“There has been a new dynamic in Libya,” Abdoulaye Bathily said, urging authorities to meet the people’s expectation that they will be able to choose new leaders via the ballot box, and deliver on all their commitments. “All international partners should support the current momentum and speak with one voice on Libyan matters.”
“Intensive consultations have taken place amongst security actors; institutional and political leaders have also taken action to move the political process forward,” he said, providing a snapshot of developments since he last briefed the Council in February.
Indeed, the international community should remain mobilized and vigilant to further enable the activity of Libya’s institutions and political actors towards elections, the Special Representative said.
While the overall security situation remains tense, the ceasefire continues to hold and there were positive developments on cooperation between the Libyan Army under the control of the internationally-recognized Government and the rival Libyan National Army, and on the withdrawal of foreign fighters and mercenaries, said Mr. Bathily, who also heads the UN mission in Libya (UNSMIL).
On the issue of the return of foreign fighters and mercenaries from Libya, the Special Representative travelled to Chad, Niger, and Sudan to discuss with leaders there, how best to improve conditions to make that happen.
“The withdrawal of foreign fighters should be conducted in a coordinated, sequenced and synchronised manner to ensure that they do not become a threat to the security of their home countries,” he said, adding that the process should also contribute to combatting terrorism, illegal gold mining, human and drug trafficking and all forms of criminality affecting border areas.
Outlining progress on a number of other fronts, he said the active mobilization of all those with a vested interest in the political future, including the Presidential Council, the Government, the House of Representatives and the High State Council, is key to achieving consensus on political matters, security issues as well as questions pertaining to the participation of women and youth.
During the reporting period, civic space was further restricted, and operations of civil society organizations deemed illegal, he said.
Pointing to recent human rights reports recommending further efforts to combat impunity, he urged Libyan authorities to rise to their obligations, ensure accountability, and provide more space for the action of civil society organizations.
Turning to the electoral process, he said it offers a unique opportunity to mobilize the entire country to ensure peaceful, inclusive, free, and fair elections.
In this vein, he said he engaged key Libyan political leaders through “shuttle diplomacy” to seek common ground and encourage them to make compromises that will “clear a path to elections”.
“They all expressed their readiness to discuss the parameters of the organization of elections,” he said, welcoming their commitment and calling for the translation of their engagement into concrete steps on the ground. “This action will continue and intensify as relevant actors will need to negotiate and agree on the most contentious issues pertaining to the holding of inclusive elections this year.”

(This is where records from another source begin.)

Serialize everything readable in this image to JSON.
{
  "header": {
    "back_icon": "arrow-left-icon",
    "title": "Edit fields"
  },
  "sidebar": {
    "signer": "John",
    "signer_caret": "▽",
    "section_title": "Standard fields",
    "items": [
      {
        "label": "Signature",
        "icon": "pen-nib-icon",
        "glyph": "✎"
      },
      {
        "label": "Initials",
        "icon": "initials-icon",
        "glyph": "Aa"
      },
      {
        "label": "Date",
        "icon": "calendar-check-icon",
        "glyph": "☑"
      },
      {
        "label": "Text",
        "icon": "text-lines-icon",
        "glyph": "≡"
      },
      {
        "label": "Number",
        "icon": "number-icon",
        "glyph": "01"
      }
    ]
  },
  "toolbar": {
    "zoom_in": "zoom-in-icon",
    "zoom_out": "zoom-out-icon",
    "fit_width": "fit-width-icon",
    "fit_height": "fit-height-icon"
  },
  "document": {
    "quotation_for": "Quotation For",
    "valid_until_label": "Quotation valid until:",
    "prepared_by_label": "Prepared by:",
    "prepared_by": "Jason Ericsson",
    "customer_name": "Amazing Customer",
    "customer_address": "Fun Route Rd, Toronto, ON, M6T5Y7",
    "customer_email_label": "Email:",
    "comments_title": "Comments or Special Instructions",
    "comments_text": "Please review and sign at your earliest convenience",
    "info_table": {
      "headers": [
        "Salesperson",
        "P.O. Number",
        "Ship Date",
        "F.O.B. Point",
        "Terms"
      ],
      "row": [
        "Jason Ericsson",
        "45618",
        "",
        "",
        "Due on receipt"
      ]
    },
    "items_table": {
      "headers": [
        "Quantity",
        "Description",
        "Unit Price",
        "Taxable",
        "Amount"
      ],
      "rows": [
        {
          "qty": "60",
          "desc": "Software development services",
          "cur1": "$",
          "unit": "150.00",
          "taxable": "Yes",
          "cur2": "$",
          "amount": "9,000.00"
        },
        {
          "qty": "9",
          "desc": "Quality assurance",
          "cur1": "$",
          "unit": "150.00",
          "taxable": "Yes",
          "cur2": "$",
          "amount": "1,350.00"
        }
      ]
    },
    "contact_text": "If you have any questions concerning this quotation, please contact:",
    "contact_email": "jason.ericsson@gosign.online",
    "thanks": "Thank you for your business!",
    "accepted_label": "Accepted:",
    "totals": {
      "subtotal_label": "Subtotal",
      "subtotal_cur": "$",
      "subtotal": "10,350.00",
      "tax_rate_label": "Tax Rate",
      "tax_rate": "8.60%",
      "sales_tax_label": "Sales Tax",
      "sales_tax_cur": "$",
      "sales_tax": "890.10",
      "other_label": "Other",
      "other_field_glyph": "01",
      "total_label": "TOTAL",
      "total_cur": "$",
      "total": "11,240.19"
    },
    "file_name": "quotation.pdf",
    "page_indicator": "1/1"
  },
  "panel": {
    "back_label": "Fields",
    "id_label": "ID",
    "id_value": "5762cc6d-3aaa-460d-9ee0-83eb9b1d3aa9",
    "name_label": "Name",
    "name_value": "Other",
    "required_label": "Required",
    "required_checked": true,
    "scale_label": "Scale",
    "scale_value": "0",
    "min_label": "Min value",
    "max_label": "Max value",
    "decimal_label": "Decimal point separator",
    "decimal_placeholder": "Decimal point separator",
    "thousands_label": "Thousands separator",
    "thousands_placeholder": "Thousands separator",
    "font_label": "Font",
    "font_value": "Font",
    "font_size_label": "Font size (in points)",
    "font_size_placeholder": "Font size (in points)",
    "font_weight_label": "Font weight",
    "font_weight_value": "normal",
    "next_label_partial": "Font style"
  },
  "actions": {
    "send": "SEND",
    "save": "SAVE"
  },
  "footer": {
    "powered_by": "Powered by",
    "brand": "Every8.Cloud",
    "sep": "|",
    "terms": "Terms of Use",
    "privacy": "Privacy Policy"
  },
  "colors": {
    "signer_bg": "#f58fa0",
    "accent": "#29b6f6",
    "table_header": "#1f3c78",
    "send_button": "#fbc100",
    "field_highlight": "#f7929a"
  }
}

For purposes of promoting national solidarity, furthering national reconciliation, strengthening the ceasefire, and mobilizing all armed actors for election security, the Special Representative said he has facilitated the 5+5 Joint Military Commission’s engagement with Libyan security and military actors, including other armed groups from the country’s three regions.

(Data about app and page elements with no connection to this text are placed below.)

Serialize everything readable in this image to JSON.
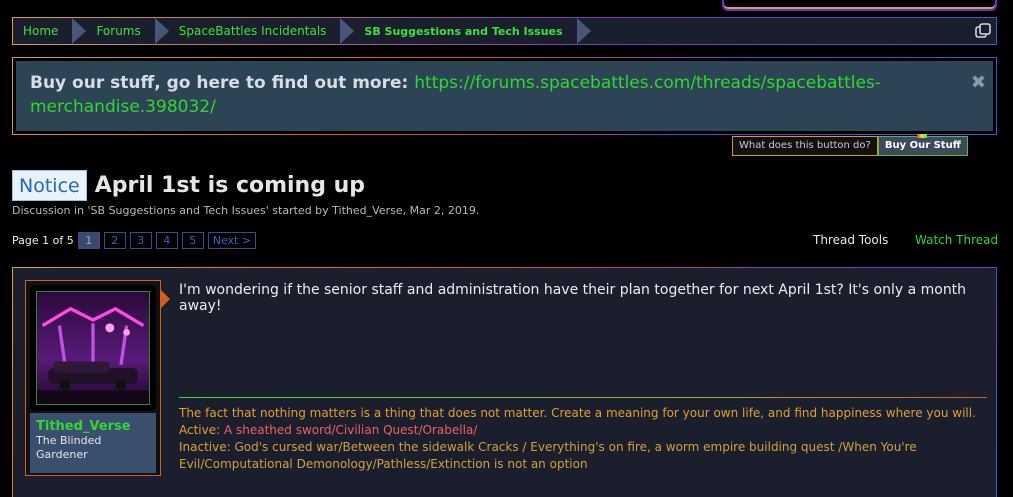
{
  "breadcrumb": {
    "items": [
      "Home",
      "Forums",
      "SpaceBattles Incidentals",
      "SB Suggestions and Tech Issues"
    ]
  },
  "notice": {
    "text": "Buy our stuff, go here to find out more: ",
    "link": "https://forums.spacebattles.com/threads/spacebattles-merchandise.398032/"
  },
  "buttons": {
    "what": "What does this button do?",
    "buy": "Buy Our Stuff"
  },
  "thread": {
    "prefix": "Notice",
    "title": "April 1st is coming up",
    "byline": "Discussion in 'SB Suggestions and Tech Issues' started by Tithed_Verse, Mar 2, 2019."
  },
  "pager": {
    "label": "Page 1 of 5",
    "pages": [
      "1",
      "2",
      "3",
      "4",
      "5"
    ],
    "next": "Next >"
  },
  "tools": {
    "thread_tools": "Thread Tools",
    "watch_thread": "Watch Thread"
  },
  "post": {
    "username": "Tithed_Verse",
    "usertitle": "The Blinded Gardener",
    "body": "I'm wondering if the senior staff and administration have their plan together for next April 1st? It's only a month away!",
    "signature": {
      "line1": "The fact that nothing matters is a thing that does not matter. Create a meaning for your own life, and find happiness where you will.",
      "active_label": "Active: ",
      "active": "A sheathed sword/Civilian Quest/Orabella/",
      "inactive_label": "Inactive: ",
      "inactive": "God's cursed war/Between the sidewalk Cracks / Everything's on fire, a worm empire building quest /When You're Evil/Computational Demonology/Pathless/Extinction is not an option"
    }
  }
}
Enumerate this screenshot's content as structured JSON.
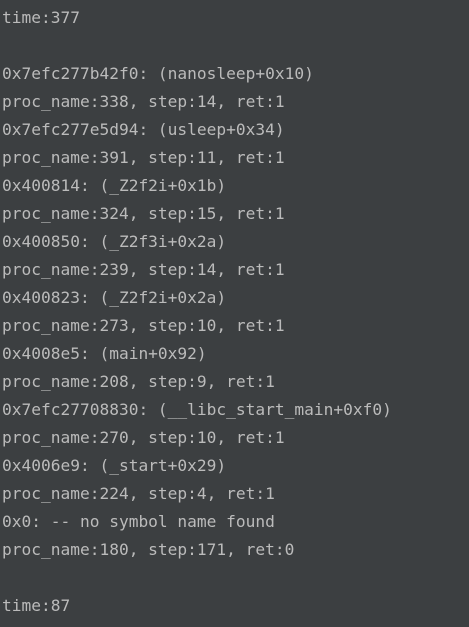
{
  "console": {
    "lines": [
      "time:377",
      "",
      "0x7efc277b42f0: (nanosleep+0x10)",
      "proc_name:338, step:14, ret:1",
      "0x7efc277e5d94: (usleep+0x34)",
      "proc_name:391, step:11, ret:1",
      "0x400814: (_Z2f2i+0x1b)",
      "proc_name:324, step:15, ret:1",
      "0x400850: (_Z2f3i+0x2a)",
      "proc_name:239, step:14, ret:1",
      "0x400823: (_Z2f2i+0x2a)",
      "proc_name:273, step:10, ret:1",
      "0x4008e5: (main+0x92)",
      "proc_name:208, step:9, ret:1",
      "0x7efc27708830: (__libc_start_main+0xf0)",
      "proc_name:270, step:10, ret:1",
      "0x4006e9: (_start+0x29)",
      "proc_name:224, step:4, ret:1",
      "0x0: -- no symbol name found",
      "proc_name:180, step:171, ret:0",
      "",
      "time:87"
    ]
  }
}
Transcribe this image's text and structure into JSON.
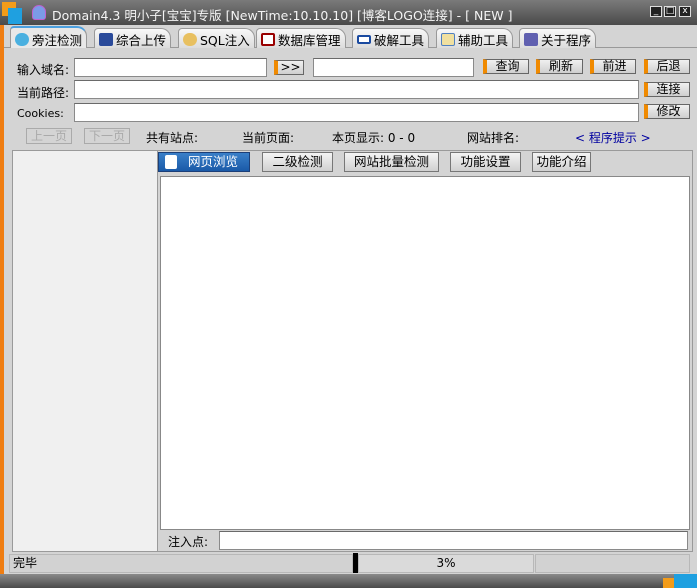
{
  "window": {
    "title": "Domain4.3 明小子[宝宝]专版 [NewTime:10.10.10] [博客LOGO连接]  - [ NEW ]",
    "controls": {
      "minimize": "_",
      "maximize": "□",
      "close": "x"
    }
  },
  "tabs": [
    {
      "label": "旁注检测",
      "icon": "magnifier-icon",
      "active": true
    },
    {
      "label": "综合上传",
      "icon": "chart-icon"
    },
    {
      "label": "SQL注入",
      "icon": "magnifier-icon"
    },
    {
      "label": "数据库管理",
      "icon": "database-icon"
    },
    {
      "label": "破解工具",
      "icon": "key-icon"
    },
    {
      "label": "辅助工具",
      "icon": "clipboard-icon"
    },
    {
      "label": "关于程序",
      "icon": "book-icon"
    }
  ],
  "form": {
    "domain_label": "输入域名:",
    "domain_value": "",
    "go_label": ">>",
    "second_value": "",
    "query": "查询",
    "refresh": "刷新",
    "forward": "前进",
    "back": "后退",
    "path_label": "当前路径:",
    "path_value": "",
    "connect": "连接",
    "cookies_label": "Cookies:",
    "cookies_value": "",
    "modify": "修改"
  },
  "pager": {
    "prev": "上一页",
    "next": "下一页",
    "total_sites": "共有站点:",
    "current_page": "当前页面:",
    "page_display": "本页显示: 0 - 0",
    "rank": "网站排名:",
    "hint": "< 程序提示 >"
  },
  "subtabs": {
    "browse": "网页浏览",
    "second": "二级检测",
    "batch": "网站批量检测",
    "settings": "功能设置",
    "intro": "功能介绍"
  },
  "inject": {
    "label": "注入点:",
    "value": ""
  },
  "status": {
    "text": "完毕",
    "progress_label": "3%",
    "progress": 3
  },
  "colors": {
    "accent": "#ef7d12",
    "hint": "#0000a0",
    "selected": "#1a5aa8"
  }
}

“These meetings were of great symbolic value on the path to reconciling and unifying the country,” he said, urge political actors to follow the example set by military and security leaders. “As a result, on 8 April, Libyan National Army authorities released six detainees from western Libya as a confidence-building measure.”
Several rounds of consultations in Tripoli, Benghazi, and Sebha, with Libyans representing civil society, women, youth, and political parties, had amplified their views on elections and demands for greater inclusion, he said.
“It is vital for the success of elections that all parts of Libyan society are involved and have their voices heard, and that the electoral campaign provides an opportunity for a peaceful competition of visions and programmes and not an occasion that triggers hate speech and violence,” he said.
UNSMIL provided technical expertise for preparing election laws alongside support to the “6+6 Committee” of the House of Representatives and High State Council, he said, urging leaders of both chambers to expedite efforts and publish a timebound work programme.
For its part, he said, UNSMIL will intensify its facilitation and mediation, through the multiple, interdependent, and mutually reinforcing axes of the mission’s comprehensive approach, to support the realization of all political, legal, and security requirements so elections can go ahead, later this year.